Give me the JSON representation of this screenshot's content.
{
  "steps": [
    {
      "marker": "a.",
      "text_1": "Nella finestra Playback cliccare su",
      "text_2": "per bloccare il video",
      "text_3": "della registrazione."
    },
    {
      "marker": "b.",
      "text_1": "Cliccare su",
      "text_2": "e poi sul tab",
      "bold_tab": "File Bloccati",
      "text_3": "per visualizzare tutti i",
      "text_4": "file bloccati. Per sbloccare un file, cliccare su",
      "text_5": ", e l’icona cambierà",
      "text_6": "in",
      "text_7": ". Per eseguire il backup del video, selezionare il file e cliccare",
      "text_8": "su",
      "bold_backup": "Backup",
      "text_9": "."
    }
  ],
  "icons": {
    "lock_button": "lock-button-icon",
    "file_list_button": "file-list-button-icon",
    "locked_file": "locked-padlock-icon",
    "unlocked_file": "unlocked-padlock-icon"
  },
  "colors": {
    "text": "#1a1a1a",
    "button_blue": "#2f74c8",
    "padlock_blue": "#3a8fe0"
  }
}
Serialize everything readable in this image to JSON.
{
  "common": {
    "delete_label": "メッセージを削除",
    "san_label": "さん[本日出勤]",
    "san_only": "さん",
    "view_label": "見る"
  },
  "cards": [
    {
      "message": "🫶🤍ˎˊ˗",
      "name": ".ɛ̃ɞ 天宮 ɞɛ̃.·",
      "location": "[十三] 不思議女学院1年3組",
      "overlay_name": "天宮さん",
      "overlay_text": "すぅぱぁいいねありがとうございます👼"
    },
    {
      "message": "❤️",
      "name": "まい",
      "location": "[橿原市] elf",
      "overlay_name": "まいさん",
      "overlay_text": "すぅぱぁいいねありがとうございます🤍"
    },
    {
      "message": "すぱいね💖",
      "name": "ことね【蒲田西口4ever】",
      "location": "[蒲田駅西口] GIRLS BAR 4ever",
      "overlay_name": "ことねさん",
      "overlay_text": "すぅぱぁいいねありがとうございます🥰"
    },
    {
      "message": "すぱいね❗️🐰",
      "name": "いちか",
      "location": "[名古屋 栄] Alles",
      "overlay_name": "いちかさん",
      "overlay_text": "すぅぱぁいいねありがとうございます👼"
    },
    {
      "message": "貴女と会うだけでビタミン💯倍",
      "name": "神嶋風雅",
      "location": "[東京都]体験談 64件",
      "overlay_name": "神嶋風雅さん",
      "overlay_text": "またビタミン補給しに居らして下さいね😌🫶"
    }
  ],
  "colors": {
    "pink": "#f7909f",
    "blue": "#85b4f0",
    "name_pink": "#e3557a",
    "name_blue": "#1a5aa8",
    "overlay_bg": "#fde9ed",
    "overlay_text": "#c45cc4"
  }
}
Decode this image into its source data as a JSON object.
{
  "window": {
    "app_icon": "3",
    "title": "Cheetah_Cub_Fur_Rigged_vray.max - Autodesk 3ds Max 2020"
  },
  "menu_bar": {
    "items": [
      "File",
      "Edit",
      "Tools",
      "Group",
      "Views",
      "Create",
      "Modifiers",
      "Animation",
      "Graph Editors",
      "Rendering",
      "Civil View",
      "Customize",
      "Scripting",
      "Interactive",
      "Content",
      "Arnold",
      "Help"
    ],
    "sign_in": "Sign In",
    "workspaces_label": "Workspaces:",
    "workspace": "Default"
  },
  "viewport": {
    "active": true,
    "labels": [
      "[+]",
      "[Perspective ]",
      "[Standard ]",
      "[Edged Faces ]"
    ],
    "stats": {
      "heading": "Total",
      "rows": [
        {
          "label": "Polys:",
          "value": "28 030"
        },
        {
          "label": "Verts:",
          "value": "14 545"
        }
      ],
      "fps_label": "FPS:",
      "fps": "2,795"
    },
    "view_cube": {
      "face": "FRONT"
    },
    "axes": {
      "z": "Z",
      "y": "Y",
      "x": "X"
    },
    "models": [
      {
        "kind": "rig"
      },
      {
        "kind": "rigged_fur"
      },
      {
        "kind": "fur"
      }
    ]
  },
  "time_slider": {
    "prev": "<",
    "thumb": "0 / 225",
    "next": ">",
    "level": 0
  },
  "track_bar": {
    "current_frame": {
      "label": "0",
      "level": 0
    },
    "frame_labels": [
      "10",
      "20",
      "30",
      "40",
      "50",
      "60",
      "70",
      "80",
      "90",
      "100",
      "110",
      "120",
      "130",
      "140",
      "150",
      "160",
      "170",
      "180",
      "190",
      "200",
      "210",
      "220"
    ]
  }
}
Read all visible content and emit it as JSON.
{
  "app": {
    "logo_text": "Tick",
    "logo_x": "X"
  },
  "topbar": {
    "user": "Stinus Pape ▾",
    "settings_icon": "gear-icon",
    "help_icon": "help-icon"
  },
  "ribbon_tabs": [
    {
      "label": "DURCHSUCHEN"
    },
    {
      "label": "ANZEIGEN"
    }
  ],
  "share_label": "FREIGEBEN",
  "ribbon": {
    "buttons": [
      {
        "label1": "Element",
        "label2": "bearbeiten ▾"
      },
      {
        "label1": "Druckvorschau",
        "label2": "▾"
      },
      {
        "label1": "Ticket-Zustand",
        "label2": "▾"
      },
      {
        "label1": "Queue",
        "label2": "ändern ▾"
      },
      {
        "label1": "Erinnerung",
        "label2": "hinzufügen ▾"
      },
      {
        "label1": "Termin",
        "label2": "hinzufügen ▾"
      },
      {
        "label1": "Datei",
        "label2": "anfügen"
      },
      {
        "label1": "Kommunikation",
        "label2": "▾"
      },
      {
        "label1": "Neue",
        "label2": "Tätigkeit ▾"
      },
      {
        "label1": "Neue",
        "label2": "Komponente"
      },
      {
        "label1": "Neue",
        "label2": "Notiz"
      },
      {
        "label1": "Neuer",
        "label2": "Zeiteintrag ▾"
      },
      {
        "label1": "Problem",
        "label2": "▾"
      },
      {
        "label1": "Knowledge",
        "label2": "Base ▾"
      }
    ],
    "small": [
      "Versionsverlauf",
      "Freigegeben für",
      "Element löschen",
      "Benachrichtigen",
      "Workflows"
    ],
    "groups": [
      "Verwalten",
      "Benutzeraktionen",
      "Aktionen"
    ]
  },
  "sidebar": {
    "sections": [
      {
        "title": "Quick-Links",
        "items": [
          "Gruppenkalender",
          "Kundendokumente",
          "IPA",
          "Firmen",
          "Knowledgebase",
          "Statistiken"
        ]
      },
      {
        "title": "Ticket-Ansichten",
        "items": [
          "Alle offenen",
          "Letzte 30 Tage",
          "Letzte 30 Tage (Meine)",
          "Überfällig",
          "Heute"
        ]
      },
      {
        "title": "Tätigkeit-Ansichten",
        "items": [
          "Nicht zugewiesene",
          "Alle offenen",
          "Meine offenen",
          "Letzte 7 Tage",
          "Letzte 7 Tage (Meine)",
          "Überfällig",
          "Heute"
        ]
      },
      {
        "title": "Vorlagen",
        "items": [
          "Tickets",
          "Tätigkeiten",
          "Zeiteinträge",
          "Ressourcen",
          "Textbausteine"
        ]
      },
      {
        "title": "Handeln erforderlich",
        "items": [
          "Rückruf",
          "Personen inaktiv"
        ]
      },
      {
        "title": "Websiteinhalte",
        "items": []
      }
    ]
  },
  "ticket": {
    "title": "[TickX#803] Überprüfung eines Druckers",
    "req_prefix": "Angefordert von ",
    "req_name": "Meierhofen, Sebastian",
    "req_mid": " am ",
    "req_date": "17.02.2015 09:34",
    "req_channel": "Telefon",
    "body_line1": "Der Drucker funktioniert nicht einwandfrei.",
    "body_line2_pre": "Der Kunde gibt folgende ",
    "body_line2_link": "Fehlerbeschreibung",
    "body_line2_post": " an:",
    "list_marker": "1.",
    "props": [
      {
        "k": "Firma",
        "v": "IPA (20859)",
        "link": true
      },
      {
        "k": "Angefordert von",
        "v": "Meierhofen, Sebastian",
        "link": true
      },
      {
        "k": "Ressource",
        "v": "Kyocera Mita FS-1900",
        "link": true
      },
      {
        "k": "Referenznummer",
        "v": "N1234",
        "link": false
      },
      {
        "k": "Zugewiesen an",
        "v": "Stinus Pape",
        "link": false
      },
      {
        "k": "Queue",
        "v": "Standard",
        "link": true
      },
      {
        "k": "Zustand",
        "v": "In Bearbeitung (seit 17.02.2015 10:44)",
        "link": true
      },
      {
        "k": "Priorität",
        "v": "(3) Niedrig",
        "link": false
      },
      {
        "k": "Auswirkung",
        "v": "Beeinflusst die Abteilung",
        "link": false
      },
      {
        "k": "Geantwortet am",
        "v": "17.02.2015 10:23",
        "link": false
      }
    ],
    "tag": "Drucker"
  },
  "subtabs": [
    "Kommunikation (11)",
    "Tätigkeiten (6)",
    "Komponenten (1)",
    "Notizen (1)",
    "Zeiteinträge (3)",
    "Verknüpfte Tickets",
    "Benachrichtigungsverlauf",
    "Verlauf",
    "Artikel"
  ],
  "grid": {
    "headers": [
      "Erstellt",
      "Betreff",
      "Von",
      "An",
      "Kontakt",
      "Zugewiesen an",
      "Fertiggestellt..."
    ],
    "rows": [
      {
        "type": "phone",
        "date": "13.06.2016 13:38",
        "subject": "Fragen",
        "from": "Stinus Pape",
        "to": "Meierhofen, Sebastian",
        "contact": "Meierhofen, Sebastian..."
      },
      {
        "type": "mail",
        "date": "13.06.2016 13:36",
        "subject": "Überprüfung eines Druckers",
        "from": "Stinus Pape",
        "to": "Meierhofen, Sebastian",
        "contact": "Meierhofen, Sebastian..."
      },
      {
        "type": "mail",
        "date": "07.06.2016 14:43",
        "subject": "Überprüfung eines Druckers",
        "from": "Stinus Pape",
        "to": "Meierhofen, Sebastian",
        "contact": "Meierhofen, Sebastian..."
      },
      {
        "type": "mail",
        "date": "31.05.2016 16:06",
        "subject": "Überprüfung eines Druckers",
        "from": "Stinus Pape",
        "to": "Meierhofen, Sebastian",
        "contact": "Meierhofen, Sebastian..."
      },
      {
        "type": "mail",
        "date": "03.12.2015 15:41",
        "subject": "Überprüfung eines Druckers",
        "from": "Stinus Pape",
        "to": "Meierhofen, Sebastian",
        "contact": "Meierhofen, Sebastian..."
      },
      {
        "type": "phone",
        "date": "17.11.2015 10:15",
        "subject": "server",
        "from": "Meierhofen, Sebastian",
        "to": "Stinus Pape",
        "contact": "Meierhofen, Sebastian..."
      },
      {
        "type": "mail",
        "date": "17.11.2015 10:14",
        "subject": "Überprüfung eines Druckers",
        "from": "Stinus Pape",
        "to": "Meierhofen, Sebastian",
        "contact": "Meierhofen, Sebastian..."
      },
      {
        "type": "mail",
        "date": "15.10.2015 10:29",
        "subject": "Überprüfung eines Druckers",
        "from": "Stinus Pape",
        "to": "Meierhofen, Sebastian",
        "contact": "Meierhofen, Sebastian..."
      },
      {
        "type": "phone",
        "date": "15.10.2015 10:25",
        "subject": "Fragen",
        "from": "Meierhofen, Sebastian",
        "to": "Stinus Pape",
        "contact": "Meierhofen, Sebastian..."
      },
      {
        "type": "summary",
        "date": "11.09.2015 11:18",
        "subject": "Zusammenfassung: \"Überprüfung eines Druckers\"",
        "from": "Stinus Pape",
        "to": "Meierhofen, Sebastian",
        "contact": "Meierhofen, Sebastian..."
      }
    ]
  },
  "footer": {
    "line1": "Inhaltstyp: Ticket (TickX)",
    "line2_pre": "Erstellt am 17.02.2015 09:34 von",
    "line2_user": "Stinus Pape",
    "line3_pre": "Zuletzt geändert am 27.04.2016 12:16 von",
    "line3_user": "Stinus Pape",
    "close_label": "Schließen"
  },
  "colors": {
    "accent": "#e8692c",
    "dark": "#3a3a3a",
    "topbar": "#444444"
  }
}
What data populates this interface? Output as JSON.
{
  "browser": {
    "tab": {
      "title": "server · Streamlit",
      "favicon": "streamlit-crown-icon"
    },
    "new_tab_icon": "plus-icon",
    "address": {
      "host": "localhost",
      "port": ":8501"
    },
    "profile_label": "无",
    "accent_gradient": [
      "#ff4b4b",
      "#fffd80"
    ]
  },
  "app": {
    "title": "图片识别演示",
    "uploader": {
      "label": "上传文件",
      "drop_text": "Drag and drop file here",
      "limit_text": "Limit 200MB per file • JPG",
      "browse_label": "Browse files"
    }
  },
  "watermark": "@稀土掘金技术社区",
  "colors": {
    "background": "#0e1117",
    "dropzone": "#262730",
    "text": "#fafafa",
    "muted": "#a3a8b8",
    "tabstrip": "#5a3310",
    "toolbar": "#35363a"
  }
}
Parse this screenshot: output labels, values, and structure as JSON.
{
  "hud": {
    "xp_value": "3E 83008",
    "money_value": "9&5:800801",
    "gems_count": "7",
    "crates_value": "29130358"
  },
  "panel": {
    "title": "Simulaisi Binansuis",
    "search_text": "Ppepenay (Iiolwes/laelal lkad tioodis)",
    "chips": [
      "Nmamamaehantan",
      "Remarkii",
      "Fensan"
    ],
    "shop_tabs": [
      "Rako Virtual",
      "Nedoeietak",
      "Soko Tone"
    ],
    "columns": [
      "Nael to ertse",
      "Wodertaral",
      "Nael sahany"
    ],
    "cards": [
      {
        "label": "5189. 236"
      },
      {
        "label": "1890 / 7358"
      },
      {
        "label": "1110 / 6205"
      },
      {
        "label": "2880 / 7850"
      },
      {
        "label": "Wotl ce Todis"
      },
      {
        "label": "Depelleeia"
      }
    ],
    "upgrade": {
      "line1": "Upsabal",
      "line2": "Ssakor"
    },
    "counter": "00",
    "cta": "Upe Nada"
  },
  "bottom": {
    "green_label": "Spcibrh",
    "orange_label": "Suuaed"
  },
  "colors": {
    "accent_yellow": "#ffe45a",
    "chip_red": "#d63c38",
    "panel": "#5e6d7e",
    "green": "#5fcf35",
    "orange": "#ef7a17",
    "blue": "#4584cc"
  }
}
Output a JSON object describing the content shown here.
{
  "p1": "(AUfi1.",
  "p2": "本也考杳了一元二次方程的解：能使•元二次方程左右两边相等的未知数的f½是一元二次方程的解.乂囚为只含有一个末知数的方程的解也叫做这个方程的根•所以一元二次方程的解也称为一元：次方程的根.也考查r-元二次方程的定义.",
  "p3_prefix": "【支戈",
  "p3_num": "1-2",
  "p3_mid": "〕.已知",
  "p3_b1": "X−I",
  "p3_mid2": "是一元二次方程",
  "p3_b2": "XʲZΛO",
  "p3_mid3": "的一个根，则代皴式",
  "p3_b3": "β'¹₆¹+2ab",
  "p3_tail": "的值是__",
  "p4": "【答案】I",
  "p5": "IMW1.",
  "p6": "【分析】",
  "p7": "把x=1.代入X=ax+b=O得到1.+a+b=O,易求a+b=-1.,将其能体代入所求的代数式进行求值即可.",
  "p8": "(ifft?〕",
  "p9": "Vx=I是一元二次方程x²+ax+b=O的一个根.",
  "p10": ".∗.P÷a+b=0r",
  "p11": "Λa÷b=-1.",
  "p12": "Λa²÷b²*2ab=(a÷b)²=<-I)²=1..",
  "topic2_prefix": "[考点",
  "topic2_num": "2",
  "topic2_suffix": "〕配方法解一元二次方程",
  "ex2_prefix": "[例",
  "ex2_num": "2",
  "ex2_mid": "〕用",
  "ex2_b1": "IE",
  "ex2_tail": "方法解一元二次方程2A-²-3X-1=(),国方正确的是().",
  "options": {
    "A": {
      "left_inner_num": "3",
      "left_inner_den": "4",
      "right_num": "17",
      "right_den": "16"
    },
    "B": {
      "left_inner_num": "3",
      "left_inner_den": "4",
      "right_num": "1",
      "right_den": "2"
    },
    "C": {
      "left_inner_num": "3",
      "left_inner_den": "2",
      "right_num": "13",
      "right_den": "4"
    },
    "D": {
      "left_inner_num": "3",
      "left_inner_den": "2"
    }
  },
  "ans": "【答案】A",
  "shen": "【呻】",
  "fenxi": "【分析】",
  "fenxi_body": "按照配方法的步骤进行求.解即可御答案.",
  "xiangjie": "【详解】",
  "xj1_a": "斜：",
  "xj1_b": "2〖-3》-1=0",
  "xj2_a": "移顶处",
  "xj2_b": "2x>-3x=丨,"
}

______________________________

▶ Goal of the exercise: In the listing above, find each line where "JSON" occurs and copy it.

▶ Response to the task:
Give me the JSON representation of this screenshot's content.
Serialize everything readable in this image to JSON.
Decode this image into its source data as a JSON object.
Read all visible content and emit it as JSON.
What data populates this interface? Output as JSON.
Parse this screenshot: output labels, values, and structure as JSON.
Output a JSON object describing the content shown here.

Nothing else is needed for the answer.